density and heat of combustion of aviation gasoline is specified.
However, other specification, such as distillation range, greatly
limit any variability in these measurements. The freezing point
of the gasoline is specified to prevent the formation of solid
hydrocarbons during prolonged cold soak at altitude. The formation
of solids would of course jeopardize fuel flow and prevent full
fuel availability. Avgas must also be stable in storage and
under a variety of conditions. A primary form of deterioration
is the formation of "gum" through oxidation and polymerization
of fuel molecules. These can deposit on fuel system components
and cause serious problems. Therefore gum formation is strictly
limited in the specifications. The addition of anti-oxidants
is required and results in good to excellent storage stability.
The sulfur content of avgas is limited to a very small amount.
This is needed because sulfur can cause a deterioration in the
anti-knock performance of the lead additive. Sulfur also contributes
to corrosion of fuel system and engine components. Fuel corrosiveness
is tested by a cooper strip corrosion test. Avgas is also tested
for water reaction. In this test, samples of fuel and water
are mixed and resulting changes are noted. This is used to detect
the presence of high octane, and water soluble components such
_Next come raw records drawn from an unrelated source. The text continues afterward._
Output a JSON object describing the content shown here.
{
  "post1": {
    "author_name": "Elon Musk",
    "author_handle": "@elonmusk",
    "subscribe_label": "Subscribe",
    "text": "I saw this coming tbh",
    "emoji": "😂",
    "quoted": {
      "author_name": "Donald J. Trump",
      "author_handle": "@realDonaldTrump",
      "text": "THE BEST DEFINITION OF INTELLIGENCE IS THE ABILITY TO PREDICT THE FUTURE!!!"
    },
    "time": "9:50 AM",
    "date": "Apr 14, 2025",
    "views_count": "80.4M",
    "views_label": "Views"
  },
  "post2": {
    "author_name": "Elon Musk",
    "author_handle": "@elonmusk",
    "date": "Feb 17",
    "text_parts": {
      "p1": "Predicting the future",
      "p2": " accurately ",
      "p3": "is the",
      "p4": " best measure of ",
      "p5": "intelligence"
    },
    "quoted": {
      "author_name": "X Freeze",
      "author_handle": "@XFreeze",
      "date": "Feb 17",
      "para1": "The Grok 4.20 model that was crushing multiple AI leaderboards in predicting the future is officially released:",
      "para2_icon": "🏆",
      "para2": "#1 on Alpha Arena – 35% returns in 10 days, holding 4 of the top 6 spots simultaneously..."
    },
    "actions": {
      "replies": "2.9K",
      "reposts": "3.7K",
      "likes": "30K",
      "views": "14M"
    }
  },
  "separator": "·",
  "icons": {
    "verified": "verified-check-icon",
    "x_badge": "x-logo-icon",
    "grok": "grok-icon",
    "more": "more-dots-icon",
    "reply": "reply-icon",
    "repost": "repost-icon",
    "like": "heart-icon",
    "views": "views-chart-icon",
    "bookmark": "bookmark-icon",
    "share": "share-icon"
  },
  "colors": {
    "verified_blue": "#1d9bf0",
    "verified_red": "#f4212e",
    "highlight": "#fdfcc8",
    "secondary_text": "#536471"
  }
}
as alcohols in the fuel. These are not permitted and can be
detected by both volume change and phase separation in the test